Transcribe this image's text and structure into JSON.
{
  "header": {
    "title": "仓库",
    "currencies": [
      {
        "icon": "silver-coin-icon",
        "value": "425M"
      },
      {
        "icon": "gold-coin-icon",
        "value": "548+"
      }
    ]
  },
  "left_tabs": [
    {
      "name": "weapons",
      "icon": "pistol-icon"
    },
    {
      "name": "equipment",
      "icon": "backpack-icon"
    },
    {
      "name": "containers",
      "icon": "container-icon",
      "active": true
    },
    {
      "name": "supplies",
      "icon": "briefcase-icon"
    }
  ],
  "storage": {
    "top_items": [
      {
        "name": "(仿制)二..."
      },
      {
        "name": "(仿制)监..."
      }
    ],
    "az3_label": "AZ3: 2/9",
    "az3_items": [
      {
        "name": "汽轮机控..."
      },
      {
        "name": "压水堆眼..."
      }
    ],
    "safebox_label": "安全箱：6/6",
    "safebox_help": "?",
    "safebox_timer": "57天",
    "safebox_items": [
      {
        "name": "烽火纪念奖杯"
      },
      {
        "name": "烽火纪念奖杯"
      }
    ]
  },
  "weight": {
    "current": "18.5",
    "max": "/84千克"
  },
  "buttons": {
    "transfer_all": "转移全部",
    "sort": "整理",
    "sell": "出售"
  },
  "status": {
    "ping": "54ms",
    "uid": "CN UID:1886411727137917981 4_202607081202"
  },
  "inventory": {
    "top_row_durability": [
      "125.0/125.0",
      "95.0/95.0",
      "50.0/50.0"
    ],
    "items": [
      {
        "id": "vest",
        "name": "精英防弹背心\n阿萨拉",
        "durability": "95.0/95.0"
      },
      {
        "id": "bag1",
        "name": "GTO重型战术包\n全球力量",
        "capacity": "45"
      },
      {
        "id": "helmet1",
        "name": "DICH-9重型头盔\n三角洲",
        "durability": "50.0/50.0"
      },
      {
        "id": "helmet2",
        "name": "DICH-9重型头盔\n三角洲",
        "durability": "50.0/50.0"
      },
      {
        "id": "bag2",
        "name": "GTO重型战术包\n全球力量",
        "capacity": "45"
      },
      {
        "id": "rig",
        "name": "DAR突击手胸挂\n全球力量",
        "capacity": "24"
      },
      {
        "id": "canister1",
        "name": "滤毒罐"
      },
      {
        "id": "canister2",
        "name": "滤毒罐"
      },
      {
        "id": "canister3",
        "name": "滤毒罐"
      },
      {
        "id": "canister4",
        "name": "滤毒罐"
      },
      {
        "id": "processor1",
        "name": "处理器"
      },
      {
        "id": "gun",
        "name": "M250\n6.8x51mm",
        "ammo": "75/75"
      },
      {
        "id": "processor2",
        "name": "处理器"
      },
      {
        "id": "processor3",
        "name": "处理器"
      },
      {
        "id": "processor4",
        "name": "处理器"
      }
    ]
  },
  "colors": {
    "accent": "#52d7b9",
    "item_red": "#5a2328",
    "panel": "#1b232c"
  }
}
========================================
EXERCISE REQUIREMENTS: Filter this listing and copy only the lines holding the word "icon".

SOLUTION:
        "icon": "silver-coin-icon",
        "icon": "gold-coin-icon",
      "icon": "pistol-icon"
      "icon": "backpack-icon"
      "icon": "container-icon",
      "icon": "briefcase-icon"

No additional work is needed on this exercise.